> [WHAT IS REQUIRED]: An exact retyping of every record is required.

Start of DATA

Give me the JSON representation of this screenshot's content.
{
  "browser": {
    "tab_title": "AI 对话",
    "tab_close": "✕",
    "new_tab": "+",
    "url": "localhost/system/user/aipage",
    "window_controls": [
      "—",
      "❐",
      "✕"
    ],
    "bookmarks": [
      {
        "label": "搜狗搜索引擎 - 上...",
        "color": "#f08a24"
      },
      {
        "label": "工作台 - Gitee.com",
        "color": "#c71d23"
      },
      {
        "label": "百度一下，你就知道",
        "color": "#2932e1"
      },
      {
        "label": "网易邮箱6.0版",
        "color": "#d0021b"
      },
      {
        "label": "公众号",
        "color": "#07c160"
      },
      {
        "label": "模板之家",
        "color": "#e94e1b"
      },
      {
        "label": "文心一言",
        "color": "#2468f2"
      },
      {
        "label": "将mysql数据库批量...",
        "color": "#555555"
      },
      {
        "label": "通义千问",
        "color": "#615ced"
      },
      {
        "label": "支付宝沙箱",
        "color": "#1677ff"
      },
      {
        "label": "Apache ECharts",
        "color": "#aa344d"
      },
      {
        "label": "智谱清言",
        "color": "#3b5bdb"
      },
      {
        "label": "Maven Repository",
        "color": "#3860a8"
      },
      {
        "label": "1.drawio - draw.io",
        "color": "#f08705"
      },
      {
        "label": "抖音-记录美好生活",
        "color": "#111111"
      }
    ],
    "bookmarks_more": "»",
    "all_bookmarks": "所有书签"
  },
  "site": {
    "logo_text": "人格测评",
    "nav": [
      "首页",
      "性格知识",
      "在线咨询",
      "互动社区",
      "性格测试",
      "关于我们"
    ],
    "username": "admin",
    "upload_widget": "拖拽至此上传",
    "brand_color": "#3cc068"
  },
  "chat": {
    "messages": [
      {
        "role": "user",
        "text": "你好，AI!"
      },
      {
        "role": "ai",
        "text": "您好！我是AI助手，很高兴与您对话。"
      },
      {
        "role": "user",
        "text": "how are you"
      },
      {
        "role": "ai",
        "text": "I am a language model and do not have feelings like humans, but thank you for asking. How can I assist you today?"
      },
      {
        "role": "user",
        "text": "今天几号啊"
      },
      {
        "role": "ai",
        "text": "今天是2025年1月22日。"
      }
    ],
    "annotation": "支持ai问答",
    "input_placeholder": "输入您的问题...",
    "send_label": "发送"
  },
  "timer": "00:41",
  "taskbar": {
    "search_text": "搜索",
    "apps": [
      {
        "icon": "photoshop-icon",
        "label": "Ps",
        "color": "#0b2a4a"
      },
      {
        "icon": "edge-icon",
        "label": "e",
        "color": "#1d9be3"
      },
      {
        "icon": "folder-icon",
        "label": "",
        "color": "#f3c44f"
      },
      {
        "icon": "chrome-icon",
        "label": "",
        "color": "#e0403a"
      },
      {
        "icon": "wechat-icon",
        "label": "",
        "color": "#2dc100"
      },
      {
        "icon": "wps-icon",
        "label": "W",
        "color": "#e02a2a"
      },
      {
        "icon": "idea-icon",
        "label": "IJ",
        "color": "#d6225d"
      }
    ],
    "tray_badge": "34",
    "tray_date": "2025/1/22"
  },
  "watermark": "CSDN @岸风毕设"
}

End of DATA

> [PROBLEM SOLUTION]:
Give me the JSON representation of this screenshot's content.
{
  "browser": {
    "tab_title": "AI 对话",
    "tab_close": "✕",
    "new_tab": "+",
    "url": "localhost/system/user/aipage",
    "window_controls": [
      "—",
      "❐",
      "✕"
    ],
    "bookmarks": [
      {
        "label": "搜狗搜索引擎 - 上...",
        "color": "#f08a24"
      },
      {
        "label": "工作台 - Gitee.com",
        "color": "#c71d23"
      },
      {
        "label": "百度一下，你就知道",
        "color": "#2932e1"
      },
      {
        "label": "网易邮箱6.0版",
        "color": "#d0021b"
      },
      {
        "label": "公众号",
        "color": "#07c160"
      },
      {
        "label": "模板之家",
        "color": "#e94e1b"
      },
      {
        "label": "文心一言",
        "color": "#2468f2"
      },
      {
        "label": "将mysql数据库批量...",
        "color": "#555555"
      },
      {
        "label": "通义千问",
        "color": "#615ced"
      },
      {
        "label": "支付宝沙箱",
        "color": "#1677ff"
      },
      {
        "label": "Apache ECharts",
        "color": "#aa344d"
      },
      {
        "label": "智谱清言",
        "color": "#3b5bdb"
      },
      {
        "label": "Maven Repository",
        "color": "#3860a8"
      },
      {
        "label": "1.drawio - draw.io",
        "color": "#f08705"
      },
      {
        "label": "抖音-记录美好生活",
        "color": "#111111"
      }
    ],
    "bookmarks_more": "»",
    "all_bookmarks": "所有书签"
  },
  "site": {
    "logo_text": "人格测评",
    "nav": [
      "首页",
      "性格知识",
      "在线咨询",
      "互动社区",
      "性格测试",
      "关于我们"
    ],
    "username": "admin",
    "upload_widget": "拖拽至此上传",
    "brand_color": "#3cc068"
  },
  "chat": {
    "messages": [
      {
        "role": "user",
        "text": "你好，AI!"
      },
      {
        "role": "ai",
        "text": "您好！我是AI助手，很高兴与您对话。"
      },
      {
        "role": "user",
        "text": "how are you"
      },
      {
        "role": "ai",
        "text": "I am a language model and do not have feelings like humans, but thank you for asking. How can I assist you today?"
      },
      {
        "role": "user",
        "text": "今天几号啊"
      },
      {
        "role": "ai",
        "text": "今天是2025年1月22日。"
      }
    ],
    "annotation": "支持ai问答",
    "input_placeholder": "输入您的问题...",
    "send_label": "发送"
  },
  "timer": "00:41",
  "taskbar": {
    "search_text": "搜索",
    "apps": [
      {
        "icon": "photoshop-icon",
        "label": "Ps",
        "color": "#0b2a4a"
      },
      {
        "icon": "edge-icon",
        "label": "e",
        "color": "#1d9be3"
      },
      {
        "icon": "folder-icon",
        "label": "",
        "color": "#f3c44f"
      },
      {
        "icon": "chrome-icon",
        "label": "",
        "color": "#e0403a"
      },
      {
        "icon": "wechat-icon",
        "label": "",
        "color": "#2dc100"
      },
      {
        "icon": "wps-icon",
        "label": "W",
        "color": "#e02a2a"
      },
      {
        "icon": "idea-icon",
        "label": "IJ",
        "color": "#d6225d"
      }
    ],
    "tray_badge": "34",
    "tray_date": "2025/1/22"
  },
  "watermark": "CSDN @岸风毕设"
}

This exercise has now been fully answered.